And whilst I'm here, what are your thoughts on the effectiveness of (1) Zhang Zhuan standing chi kung and Yiquan, and (2) Feldenkrais Method, which you might know nothing about but I'll ask just in case (it's all about mind/body coordination, but perhaps lacks the sweat and tears for what you're talking about.)
I stand, and also move in extremely slow movement drills. Standing, slow movement with and without heavy weapons, and breath work, are the cornerstone of what I do.
It is what
I do while I am standing,
I move slowly and
I breath...... that creates aiki power.
I haven't met anyone yet in aikido who I considered to be soft. Most are actually pretty hard. But that is just my personal experience so far. As I said in 97' on the aikido list, "Good Daito Ryu is very soft. It is more like Taiji than aikido."
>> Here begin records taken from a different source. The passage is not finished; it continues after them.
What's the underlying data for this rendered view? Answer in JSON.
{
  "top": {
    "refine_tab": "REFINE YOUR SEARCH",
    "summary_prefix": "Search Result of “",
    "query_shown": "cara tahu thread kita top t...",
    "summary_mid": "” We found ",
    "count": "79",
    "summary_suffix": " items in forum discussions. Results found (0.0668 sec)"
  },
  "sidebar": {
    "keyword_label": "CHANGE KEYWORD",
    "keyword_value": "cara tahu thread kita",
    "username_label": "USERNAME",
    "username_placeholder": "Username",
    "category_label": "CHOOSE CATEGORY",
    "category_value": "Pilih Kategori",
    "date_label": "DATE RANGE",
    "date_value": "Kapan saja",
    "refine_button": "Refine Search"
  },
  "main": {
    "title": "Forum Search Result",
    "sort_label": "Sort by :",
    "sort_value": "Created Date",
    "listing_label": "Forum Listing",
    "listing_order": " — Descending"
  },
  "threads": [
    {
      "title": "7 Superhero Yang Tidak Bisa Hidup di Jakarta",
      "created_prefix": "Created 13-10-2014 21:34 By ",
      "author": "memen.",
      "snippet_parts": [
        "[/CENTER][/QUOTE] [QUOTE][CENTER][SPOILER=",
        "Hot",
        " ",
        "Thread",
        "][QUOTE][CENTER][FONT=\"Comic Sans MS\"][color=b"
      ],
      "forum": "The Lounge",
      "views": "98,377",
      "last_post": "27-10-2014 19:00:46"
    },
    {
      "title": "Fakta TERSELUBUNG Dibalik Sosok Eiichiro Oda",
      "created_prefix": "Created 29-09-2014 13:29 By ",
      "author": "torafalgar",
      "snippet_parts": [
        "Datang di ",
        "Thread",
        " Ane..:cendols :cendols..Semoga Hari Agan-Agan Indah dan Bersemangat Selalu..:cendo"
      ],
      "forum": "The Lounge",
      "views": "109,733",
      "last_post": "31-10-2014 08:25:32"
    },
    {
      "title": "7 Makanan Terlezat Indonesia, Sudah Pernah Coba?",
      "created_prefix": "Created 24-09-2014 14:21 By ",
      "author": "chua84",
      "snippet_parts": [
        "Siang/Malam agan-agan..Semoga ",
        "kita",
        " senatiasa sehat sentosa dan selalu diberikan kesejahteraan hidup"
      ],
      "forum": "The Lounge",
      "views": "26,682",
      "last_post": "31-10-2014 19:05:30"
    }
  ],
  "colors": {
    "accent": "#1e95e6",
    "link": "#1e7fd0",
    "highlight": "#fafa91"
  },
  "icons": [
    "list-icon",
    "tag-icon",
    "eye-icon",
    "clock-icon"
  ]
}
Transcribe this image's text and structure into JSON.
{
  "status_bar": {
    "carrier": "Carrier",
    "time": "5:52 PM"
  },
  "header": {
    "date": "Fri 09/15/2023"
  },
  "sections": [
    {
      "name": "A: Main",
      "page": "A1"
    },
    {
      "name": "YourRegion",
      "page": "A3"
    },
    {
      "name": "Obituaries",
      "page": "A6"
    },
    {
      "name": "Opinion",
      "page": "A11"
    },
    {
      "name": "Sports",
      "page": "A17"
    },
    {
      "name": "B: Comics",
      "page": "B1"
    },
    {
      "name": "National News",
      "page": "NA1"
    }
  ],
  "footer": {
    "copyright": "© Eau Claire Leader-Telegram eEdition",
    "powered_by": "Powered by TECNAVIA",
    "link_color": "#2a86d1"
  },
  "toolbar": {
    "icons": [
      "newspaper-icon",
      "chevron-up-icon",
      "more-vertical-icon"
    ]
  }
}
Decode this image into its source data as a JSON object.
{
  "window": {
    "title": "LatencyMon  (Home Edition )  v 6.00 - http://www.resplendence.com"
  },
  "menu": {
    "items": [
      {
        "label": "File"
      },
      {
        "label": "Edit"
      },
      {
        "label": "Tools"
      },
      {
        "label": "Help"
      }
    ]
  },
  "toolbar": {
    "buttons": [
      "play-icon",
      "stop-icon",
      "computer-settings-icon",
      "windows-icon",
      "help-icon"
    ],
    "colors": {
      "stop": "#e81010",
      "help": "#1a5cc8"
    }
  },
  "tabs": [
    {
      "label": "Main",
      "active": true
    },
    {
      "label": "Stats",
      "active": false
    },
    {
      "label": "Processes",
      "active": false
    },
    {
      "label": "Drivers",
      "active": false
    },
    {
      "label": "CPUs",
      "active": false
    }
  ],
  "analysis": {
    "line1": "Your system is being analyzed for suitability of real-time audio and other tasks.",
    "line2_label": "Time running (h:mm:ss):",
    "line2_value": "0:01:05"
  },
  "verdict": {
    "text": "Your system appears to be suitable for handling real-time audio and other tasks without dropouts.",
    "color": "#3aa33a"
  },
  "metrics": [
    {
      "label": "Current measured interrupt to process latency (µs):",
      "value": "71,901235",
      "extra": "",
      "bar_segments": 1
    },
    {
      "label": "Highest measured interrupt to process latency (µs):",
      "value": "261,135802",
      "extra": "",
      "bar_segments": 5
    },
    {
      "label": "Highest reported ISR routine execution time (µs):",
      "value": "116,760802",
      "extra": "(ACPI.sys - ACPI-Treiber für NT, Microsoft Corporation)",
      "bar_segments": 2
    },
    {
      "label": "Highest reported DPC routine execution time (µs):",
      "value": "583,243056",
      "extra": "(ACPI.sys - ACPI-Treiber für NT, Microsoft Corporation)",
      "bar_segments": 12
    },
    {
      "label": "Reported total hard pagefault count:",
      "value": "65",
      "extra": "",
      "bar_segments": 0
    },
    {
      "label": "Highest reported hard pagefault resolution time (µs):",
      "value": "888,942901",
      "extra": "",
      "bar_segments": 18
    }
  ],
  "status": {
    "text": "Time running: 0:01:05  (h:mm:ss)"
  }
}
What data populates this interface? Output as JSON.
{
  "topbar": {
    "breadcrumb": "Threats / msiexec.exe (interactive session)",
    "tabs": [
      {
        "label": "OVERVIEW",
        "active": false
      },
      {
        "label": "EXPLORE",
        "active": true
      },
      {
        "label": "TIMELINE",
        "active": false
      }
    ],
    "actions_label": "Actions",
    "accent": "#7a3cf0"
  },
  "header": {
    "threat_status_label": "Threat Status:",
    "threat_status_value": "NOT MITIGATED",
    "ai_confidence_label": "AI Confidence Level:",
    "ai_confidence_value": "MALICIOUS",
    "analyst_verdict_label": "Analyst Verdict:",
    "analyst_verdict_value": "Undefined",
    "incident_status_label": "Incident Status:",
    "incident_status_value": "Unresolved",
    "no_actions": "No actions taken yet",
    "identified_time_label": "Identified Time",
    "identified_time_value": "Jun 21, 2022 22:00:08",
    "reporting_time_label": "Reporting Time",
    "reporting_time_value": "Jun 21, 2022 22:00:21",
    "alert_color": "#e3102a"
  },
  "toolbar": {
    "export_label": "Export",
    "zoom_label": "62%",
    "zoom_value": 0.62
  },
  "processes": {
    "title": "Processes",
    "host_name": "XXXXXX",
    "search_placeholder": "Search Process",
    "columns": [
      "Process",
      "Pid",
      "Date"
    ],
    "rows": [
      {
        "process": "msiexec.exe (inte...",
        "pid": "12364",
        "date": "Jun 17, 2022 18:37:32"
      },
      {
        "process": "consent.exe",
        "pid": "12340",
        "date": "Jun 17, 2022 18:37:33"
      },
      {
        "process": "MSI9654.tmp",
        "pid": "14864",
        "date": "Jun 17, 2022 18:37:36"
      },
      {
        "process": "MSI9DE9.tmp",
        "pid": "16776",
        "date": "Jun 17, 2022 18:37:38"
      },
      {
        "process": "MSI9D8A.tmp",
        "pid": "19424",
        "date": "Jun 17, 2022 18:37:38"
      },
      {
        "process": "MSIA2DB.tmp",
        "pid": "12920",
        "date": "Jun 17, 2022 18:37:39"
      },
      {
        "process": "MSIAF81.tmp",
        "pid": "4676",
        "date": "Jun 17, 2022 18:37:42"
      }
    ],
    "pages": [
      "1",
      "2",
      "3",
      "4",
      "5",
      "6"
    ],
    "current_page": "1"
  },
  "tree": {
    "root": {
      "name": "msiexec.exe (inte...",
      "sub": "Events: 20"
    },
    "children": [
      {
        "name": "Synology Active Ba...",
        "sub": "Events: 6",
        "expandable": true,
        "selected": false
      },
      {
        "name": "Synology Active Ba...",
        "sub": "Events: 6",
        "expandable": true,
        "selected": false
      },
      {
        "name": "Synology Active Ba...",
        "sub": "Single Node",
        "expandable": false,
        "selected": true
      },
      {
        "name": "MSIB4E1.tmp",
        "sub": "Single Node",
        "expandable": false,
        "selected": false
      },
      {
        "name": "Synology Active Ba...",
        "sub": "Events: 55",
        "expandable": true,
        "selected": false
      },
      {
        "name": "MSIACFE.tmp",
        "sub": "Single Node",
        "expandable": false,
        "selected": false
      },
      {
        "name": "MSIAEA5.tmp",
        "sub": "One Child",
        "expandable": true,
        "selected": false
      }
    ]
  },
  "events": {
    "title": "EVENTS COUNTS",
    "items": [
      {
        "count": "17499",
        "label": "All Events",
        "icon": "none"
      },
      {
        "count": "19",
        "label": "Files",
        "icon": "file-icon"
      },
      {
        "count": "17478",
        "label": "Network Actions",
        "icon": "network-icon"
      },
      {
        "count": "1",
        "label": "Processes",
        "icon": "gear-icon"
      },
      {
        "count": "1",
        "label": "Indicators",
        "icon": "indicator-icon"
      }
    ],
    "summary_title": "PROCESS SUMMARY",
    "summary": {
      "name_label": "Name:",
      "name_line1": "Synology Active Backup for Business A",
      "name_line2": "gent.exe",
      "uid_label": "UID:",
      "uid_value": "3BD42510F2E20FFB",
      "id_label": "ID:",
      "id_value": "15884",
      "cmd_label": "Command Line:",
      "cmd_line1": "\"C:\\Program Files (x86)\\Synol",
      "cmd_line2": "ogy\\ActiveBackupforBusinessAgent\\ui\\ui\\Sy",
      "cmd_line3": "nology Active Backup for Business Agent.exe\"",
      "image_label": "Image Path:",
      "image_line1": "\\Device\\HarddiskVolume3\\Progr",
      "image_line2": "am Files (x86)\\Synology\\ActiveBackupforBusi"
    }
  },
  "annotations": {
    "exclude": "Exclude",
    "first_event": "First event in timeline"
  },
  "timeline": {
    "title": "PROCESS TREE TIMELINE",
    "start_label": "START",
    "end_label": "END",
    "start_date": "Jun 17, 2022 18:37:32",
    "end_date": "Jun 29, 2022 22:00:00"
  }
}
I think one of the key problems is that Aikido believes it is a soft art, mostly due to it's evasive circular movement. Being soft, while having the ability to generate power and control requires specific training. You don't just "get soft" by relaxing or from externally evading power and moving out of the way. It just doesn't work that way. Moreover, you won't find soft power that way, no matter how long you train. The aikido teachers I am training with are finding that true softness under pressure was harder to attain than they thought and is extremely beneficial to their own training goals.
I have met Yiquan people who were awful, and some who were good. Of the ones who seem to have gotten something out of their training; we seem to be able to talk shop quite nicely. I just did a seminar this last weekend and among the participants was a Yi quan guy. He tells me I verbally addressed and then physically expressed many of the concepts his Chinese teacher had imparted. He reads these pages so if he is interested, he can address your questions better than I could. FWIW I have sat at a table with two Yi quan guys, and while one was expounding on his training methods, the other guy looked at him like he was nuts. Sound familiair? I can tell you- for example- that I have talked with DR people who said to me "How could you have seen that out of this?" Where I responded "How could you have not?" I think like everything else in Martial arts; it appears to be a case-by-case basis.
From what I have read...nope, I'm not interested.
From guys I have met..nope I'm not interested.
I had one fellow at a taiji get together watch me pushing hands with a bunch of folks and then come up and tell me he could improve my push hands and my moving from center. He was a feldenkras teacher. I said "Really, show me?" I then proceeded to move him all over with a finger, break his balance and deconstruct his posture, then had him try all of that on me. Then I asked him what he thought he could possibly teach me? So.... nope, I'm not interested.
I don't see how my opinions help in anyway. I think it's best if we all go out and form more of our own, but there ya go. The good news is that people are out there talking about this stuff openly, and there are plenty of experts out there teaching soft arts, along with some amatuers demonstrating and sharing whatever it is they do. It's an interesting time to be in the aiki arts, or any tradtional art for that matter.
Good luck in your training